The jaggo blocks are the main event in the construction area while I have access to them (they are a shared resource). They are placed beside shelves that are filled with smaller construction and STEM materials and the children can choose what they want to use. This freedom in using resources can be daunting to begin with but if everything has a clear place, the tidy up really isn’t that bad and the benefits in terms of increased motivation and deeper play are huge. 

 

 

 

 

 

Planning and designing has an important role in construction play. I have laminated graph paper for drawing plans. There are images of famous buildings and bridges surrounding the construction area as a source of inspiration. Aside from the obvious links to shape and space, mathematical thinking also comes into play (literally) when the children start to explore their constructions with  measuring tapes. Having a box of high vis jackets and a tool set helps everyone get into role.

 

 

 

Sensory Play

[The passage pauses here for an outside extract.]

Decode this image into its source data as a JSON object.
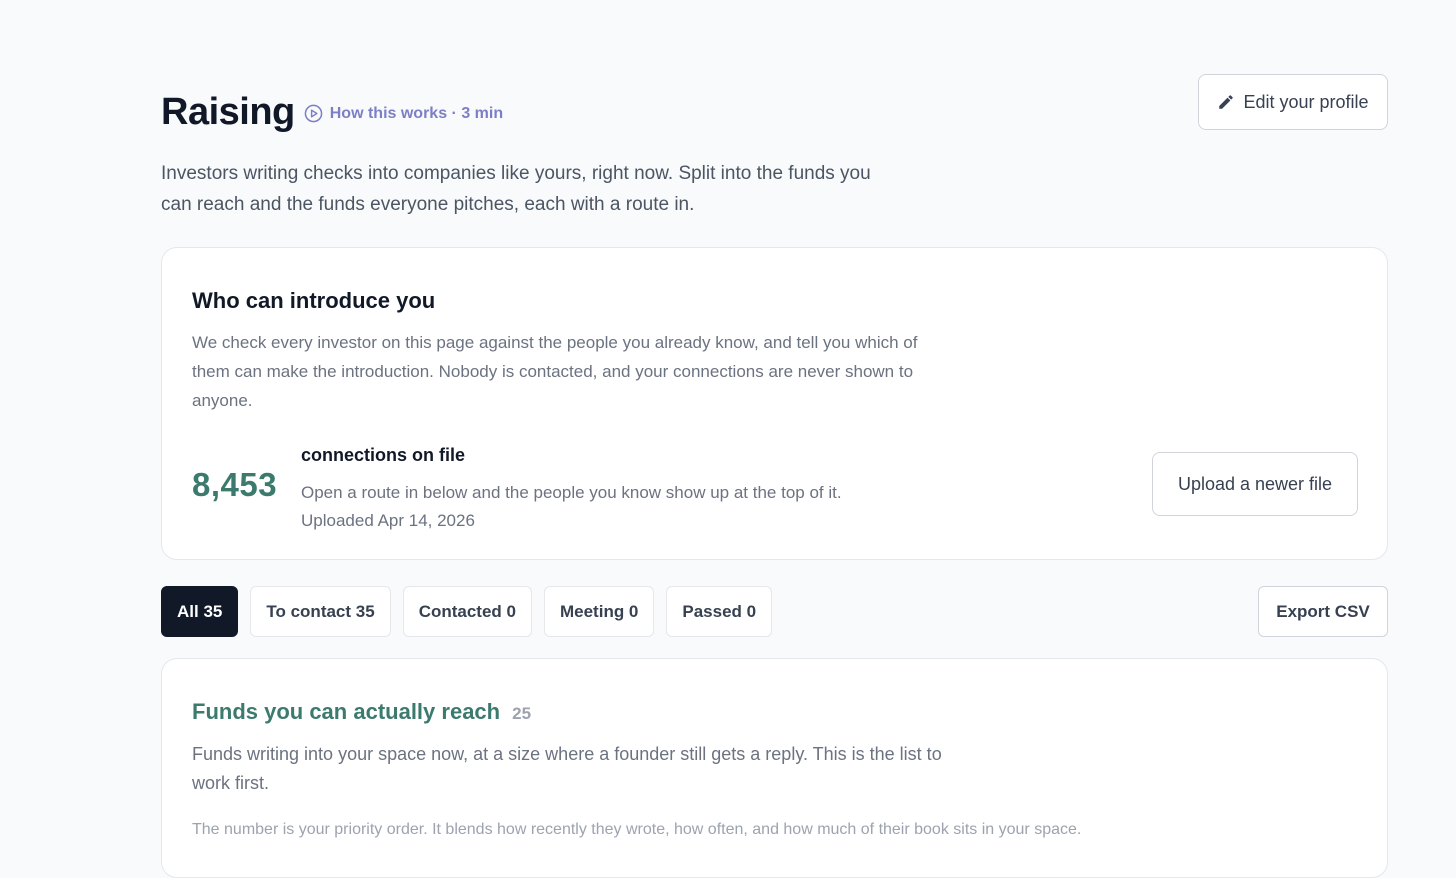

Sensory play in my classroom changes week to week. We are starting with playdough but sensory play can also be sand, water, rice, slime, shaving foam, etc. This type of play doesn’t have to just be about the sense of touch – adding scents, a variety of colours and materials that make different noises can really elevate sensory play to higher levels.

Usually, sensory play will take at the tuff tray because it is often also messy play but not always! I have laid out certain basic playdough tools as an invitation to play but the children have access to more tools and a box of loose parts which they can use as they want. I have a selection of playdough mats for each theme for children who want them but most of the time they are not used, and the children prefer the more open-ended tools. 

Final tips and thoughts:

As I start to wrap up this long and rambling post (hopefully I didn’t lose too many readers along the way), here are some final, practical points that I  consider important:

  • 3-5 minute sand timers are the best thing you can buy – I have enough for each group and they are a life saver in terms of turn taking and avoiding arguments. Teach the language from day 1 - “I would like that toy when the timer is up please”. This sort of independence is key to the teacher actually being able to assess and interact during play.

  • Don’t force a particular type of play. You can demonstrate, model and gently encourage but if children are making animals with playdough instead of furniture for a house, LET THEM! Aren’t they still developing their fine motor skills? If the house is being robbed instead of having a nice family dinner, aren’t they still in role? Engagement, language, dispositions and skill development is what we want to see!

  • Tidying up – Have a clear place for everything, set clear expectations from day 1 and have a go to tidy up song (but turn the whiteboard off or everyone will be watching the screen instead of tidying!). And also, you have time after school to finish tidying so don’t stress if it’s not perfect – learning is messy!

  • Give the children free access to the library and writing table if you can. Every year my writing table is one of my most used resources in the class. There is a huge demand for bits of scrap paper for making “signs” to add to the play centres and a wide variety of pencils, pens and colours encourages this for even the most reluctant writers. This is what my writing table looks like this year:

 

 

 

 

 

 

 

 

 

 

 

 

 

 

Thank you all for reading and enjoy playtime with your infants – it really is the best time of the day!


 

p1.png
p2.png
p3.png
sd.png
p5.png
p6.png
p7.png
p8.png
eva o neill.jpeg

Eva O’Neill is a primary teacher in County Mayo. She completed her M.Ed in Early Childhood Education with Marino Institute of Education and has spent most of her teaching career with infants, usually multi-grade. Developmentally Appropriate Practice in the infant classroom is a key area of Eva's interest, with read-alouds and play as central agents in achieving this.

More content and blog posts from Eva can be found on her website www.missoneilljuniorinfants.com and on Instagram and Facebook @missoneilljuniorinfants.

Lenses into Learning is the guest post feature of this website. Here, educators spanning a variety of educational sectors share opinion pieces, recommendations and thematic articles to inspire conversation, development and learning.

Read more posts now!